# WORK INSTRUCTION
Where the word "check" appears in a line below, copy the whole line.

□ □ □ □

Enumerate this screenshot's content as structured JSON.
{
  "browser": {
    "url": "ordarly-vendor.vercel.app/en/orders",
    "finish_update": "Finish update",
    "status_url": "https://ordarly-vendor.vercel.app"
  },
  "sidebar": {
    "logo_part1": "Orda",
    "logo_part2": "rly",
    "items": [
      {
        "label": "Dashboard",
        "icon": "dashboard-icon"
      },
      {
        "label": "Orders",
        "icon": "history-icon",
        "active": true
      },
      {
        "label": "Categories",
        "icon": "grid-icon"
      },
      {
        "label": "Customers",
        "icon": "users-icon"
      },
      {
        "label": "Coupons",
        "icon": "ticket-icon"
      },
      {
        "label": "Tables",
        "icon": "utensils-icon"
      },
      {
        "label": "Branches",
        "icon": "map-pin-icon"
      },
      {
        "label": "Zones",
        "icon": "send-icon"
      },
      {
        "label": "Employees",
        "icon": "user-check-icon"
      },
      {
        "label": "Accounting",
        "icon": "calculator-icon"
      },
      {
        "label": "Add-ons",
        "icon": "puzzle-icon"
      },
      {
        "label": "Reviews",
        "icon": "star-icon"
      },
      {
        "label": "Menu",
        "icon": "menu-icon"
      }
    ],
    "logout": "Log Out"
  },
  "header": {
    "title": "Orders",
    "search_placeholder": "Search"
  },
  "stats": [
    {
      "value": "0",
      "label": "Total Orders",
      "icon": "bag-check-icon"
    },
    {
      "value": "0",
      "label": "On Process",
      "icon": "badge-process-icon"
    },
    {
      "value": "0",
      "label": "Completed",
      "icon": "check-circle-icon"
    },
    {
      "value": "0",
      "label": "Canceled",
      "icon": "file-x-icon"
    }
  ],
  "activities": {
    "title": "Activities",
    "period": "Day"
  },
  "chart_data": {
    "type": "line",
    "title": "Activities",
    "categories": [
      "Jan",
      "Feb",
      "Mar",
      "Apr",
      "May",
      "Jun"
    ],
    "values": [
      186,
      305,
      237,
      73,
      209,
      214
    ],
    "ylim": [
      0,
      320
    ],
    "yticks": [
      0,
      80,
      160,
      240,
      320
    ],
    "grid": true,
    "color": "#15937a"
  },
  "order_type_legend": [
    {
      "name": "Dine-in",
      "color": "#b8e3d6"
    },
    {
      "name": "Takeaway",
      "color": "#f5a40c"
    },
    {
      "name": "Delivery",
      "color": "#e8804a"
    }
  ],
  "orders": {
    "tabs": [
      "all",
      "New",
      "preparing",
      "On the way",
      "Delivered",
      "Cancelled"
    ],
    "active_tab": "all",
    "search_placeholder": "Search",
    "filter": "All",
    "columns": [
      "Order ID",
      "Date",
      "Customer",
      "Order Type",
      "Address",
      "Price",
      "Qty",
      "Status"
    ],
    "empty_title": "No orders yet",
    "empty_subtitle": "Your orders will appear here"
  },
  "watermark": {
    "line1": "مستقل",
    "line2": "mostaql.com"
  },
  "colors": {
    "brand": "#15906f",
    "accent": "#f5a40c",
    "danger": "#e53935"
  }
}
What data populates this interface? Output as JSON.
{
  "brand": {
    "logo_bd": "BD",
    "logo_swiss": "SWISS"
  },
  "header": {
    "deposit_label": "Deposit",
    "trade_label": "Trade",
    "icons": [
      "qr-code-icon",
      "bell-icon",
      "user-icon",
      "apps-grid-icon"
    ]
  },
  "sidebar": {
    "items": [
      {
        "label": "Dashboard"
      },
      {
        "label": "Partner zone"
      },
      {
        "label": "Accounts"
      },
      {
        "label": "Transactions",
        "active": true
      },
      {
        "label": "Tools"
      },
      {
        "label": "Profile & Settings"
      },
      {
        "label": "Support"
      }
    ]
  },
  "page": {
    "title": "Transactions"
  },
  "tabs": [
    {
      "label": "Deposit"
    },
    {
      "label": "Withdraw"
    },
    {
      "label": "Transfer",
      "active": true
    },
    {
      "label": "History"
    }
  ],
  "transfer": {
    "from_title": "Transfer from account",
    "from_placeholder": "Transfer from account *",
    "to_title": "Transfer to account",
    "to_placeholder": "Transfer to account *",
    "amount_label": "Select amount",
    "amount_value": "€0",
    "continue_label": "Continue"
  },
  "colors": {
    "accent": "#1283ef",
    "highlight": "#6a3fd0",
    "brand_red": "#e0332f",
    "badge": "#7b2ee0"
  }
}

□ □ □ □

# TASK SOLUTION
        "icon": "user-check-icon"
      "icon": "bag-check-icon"
      "icon": "check-circle-icon"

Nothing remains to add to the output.